Goal Programming

A goal programming model has more than one logical or conceptual objective function or goal, but mathematically it has only one "LP objective function" like other linear programming models.
Each conceptual goal is implemented as a "goal constraint" which we will assume to be of the form LHS + shortfall >= RHS.  (A <= constraint can easily be turned into a >= one by multiplying both sides by negative 1.  There are ways to handle this directly, and ways to handle = constraints, but we'll keep it simple.)

Shortfall Variables

Shortfall Variables are essential to goal programming.
A shortfall variable resembles a supplementary variable in that its value is completely determined by the values of the "free" decision variables,
But it differs from a supplementary variable because it is essential to calculating the decision itself, not just an improved sensitivity analysis.

A shortfall variable needs to be among the decision variables ("changing cells" in Solver);
it is constrained to be greater than or equal to the result of subtracting the LHS away from the RHS of a goal constraint.  Like other decision variables, it is is also constrained to be greater than or equal to zero.

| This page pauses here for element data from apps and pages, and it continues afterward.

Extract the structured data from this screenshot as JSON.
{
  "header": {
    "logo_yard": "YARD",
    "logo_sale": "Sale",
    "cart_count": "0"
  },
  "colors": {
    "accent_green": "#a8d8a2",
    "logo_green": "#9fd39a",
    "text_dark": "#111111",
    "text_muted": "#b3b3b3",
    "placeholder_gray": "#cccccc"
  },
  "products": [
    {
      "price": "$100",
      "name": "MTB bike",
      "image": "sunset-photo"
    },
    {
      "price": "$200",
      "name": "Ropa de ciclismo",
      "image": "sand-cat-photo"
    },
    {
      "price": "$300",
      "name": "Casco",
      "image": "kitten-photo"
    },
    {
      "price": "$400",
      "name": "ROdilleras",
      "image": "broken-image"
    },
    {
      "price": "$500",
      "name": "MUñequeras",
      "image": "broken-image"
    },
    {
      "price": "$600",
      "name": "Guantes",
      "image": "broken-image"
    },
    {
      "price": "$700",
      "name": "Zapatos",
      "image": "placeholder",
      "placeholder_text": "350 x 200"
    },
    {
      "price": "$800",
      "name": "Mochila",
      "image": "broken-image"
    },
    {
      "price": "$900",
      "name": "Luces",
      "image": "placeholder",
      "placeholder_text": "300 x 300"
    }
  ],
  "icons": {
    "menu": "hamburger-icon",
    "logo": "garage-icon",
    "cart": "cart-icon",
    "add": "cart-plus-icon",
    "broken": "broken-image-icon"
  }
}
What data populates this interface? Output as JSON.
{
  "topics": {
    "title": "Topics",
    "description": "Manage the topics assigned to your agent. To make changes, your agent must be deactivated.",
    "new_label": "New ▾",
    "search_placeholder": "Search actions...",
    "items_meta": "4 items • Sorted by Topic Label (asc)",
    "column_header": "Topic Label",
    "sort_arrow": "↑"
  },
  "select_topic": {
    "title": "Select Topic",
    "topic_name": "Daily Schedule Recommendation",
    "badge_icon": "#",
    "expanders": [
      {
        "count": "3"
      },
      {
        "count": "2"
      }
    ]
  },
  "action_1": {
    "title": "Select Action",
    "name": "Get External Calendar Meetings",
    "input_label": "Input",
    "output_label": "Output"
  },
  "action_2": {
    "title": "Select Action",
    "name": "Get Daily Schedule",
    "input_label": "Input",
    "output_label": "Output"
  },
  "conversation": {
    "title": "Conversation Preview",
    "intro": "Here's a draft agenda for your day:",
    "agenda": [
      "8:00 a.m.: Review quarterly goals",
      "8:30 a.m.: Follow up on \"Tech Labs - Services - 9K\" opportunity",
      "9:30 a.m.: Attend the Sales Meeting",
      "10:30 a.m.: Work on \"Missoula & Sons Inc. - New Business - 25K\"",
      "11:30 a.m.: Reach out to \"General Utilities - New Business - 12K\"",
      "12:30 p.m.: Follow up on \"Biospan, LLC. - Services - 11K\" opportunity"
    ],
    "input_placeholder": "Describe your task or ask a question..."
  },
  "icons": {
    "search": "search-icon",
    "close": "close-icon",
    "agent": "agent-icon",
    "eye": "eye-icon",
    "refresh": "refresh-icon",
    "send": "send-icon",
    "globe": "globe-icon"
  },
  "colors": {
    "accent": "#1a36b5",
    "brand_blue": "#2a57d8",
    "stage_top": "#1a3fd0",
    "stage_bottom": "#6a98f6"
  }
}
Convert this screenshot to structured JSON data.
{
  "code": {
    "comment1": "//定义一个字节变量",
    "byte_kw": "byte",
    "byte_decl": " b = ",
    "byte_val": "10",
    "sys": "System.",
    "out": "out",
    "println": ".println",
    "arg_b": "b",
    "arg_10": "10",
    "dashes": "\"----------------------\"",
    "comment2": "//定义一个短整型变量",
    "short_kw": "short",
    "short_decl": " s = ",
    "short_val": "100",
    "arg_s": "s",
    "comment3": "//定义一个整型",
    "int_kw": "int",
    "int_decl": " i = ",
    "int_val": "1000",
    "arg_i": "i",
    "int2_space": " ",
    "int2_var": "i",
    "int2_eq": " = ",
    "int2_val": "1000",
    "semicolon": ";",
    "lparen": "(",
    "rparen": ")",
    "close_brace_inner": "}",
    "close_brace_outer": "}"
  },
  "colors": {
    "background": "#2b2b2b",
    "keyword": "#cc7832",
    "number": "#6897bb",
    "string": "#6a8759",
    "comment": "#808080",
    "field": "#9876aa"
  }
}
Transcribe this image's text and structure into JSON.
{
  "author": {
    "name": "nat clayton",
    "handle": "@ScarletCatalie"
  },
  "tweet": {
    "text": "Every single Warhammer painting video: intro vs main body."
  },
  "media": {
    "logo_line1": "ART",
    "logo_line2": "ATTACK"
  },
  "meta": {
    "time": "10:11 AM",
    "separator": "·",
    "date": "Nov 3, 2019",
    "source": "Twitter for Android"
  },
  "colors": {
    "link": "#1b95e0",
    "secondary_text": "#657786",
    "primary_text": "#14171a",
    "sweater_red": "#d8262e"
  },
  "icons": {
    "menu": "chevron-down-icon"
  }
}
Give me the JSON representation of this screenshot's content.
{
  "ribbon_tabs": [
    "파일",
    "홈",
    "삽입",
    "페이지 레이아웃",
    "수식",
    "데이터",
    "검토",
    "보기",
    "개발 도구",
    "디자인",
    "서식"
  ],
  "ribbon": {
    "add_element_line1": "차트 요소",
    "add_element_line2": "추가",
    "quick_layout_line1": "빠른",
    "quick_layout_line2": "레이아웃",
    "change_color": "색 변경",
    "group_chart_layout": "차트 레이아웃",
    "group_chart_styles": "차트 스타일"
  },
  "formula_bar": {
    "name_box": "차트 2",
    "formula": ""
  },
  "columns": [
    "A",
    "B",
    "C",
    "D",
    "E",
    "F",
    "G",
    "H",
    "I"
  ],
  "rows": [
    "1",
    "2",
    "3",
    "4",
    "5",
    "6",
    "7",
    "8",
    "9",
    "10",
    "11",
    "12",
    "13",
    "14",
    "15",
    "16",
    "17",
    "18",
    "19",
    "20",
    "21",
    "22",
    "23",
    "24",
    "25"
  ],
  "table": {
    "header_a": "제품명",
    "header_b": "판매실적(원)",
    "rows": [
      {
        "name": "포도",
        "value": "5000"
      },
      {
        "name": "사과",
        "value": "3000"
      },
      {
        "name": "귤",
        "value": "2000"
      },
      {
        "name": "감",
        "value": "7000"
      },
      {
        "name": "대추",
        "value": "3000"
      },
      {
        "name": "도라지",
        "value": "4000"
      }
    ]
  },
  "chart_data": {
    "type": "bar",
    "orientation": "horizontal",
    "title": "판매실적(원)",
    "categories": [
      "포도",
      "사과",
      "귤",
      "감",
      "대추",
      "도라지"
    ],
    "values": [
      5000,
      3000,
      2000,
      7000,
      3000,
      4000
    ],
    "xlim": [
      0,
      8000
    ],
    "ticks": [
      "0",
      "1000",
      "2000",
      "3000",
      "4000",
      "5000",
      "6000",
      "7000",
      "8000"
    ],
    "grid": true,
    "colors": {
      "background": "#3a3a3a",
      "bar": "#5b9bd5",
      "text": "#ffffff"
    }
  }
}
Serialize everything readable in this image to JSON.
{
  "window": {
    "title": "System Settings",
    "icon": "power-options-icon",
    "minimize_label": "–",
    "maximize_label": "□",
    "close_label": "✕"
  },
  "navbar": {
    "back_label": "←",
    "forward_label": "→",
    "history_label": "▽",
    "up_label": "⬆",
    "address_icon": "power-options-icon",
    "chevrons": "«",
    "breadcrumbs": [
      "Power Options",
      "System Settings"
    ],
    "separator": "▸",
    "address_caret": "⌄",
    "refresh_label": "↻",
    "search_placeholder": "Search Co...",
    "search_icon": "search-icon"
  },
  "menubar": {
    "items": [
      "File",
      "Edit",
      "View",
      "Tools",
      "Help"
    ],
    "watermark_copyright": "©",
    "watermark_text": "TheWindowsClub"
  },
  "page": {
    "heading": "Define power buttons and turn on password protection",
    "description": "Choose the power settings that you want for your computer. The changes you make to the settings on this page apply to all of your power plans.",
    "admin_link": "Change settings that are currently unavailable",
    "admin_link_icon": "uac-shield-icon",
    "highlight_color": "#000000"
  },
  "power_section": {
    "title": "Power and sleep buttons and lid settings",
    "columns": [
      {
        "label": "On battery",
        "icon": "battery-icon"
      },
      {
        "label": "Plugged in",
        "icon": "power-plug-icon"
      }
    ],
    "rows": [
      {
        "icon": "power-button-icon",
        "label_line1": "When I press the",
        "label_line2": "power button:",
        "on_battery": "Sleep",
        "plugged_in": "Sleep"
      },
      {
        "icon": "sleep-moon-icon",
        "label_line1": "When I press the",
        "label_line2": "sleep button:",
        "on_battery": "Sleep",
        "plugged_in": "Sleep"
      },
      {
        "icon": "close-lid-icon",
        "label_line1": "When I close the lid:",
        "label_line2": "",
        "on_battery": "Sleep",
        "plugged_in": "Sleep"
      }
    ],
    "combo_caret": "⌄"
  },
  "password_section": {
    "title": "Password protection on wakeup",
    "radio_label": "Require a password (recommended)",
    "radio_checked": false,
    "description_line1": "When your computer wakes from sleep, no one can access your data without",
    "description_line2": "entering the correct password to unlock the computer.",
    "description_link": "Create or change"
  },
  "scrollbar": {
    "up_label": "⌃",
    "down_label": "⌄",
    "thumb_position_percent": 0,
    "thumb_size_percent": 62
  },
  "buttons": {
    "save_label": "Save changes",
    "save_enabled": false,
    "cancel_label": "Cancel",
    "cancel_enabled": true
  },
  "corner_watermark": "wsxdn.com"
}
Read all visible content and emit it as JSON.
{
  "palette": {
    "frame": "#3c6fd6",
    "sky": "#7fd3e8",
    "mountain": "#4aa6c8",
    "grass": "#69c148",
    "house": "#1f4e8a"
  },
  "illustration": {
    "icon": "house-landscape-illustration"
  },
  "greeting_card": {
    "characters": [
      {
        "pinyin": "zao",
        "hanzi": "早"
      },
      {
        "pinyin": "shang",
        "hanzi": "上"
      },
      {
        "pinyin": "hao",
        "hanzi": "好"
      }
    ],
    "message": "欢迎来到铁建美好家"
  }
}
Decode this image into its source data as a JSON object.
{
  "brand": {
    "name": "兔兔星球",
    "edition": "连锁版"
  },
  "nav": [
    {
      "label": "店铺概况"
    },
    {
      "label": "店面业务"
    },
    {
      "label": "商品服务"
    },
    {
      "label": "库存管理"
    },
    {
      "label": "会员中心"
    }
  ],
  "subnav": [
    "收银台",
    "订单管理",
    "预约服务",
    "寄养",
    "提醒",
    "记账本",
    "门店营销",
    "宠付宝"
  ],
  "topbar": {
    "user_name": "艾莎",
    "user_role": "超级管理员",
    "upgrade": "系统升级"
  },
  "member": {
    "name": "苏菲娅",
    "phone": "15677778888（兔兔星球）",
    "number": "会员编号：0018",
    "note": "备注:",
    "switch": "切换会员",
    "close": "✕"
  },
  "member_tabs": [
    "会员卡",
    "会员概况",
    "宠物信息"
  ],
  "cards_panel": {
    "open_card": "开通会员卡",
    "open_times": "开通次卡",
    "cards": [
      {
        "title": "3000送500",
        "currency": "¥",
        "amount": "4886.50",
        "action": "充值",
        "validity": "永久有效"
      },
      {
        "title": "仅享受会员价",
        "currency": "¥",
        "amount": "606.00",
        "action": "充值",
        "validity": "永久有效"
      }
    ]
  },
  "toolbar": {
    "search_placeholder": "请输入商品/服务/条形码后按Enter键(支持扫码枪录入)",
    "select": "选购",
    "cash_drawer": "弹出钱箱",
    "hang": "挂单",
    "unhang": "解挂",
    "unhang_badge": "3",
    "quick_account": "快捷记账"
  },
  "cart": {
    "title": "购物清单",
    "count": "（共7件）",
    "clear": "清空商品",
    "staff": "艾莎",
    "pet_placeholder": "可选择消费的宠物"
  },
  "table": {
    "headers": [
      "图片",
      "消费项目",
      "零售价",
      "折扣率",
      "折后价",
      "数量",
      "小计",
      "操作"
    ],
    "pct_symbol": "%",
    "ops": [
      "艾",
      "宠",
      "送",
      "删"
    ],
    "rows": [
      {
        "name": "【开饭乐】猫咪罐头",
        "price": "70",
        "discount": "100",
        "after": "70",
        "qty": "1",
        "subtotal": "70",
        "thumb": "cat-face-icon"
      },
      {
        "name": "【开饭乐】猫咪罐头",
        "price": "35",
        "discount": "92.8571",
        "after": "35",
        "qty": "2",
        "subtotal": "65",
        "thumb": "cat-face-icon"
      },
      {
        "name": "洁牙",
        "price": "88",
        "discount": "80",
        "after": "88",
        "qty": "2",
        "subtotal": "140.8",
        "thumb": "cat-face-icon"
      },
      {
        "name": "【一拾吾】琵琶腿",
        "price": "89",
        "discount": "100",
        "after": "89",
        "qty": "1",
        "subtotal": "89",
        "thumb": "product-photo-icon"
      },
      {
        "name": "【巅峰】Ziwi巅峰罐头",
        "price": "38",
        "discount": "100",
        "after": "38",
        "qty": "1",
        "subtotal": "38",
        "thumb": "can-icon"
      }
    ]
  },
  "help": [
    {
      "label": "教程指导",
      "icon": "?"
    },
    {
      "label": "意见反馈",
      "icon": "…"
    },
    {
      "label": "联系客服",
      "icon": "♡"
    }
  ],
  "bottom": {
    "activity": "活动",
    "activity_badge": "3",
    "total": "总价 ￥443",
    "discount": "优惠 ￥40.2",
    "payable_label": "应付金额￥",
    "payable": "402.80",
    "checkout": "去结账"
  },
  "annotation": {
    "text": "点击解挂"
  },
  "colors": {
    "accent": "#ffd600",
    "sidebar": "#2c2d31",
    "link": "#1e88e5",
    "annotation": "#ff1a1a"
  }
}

The "LP constraint" incorporating all the goals wants to minimize the shortfall variables, so it tries to drive the LHS of each goal constraint up towards its RHS.  Because the shortfall variable can't go negative, there is no motivation to make the LHS of a goal constraint any higher than its RHS.  Because the goals tend to conflict, it is not possible to drive all the shortfall variables to zero, Solver just tries to come as close as possible.

The various flavors of goal programming (absolute priority, weighted sum, fuzzy set) embody different views of what "close" means.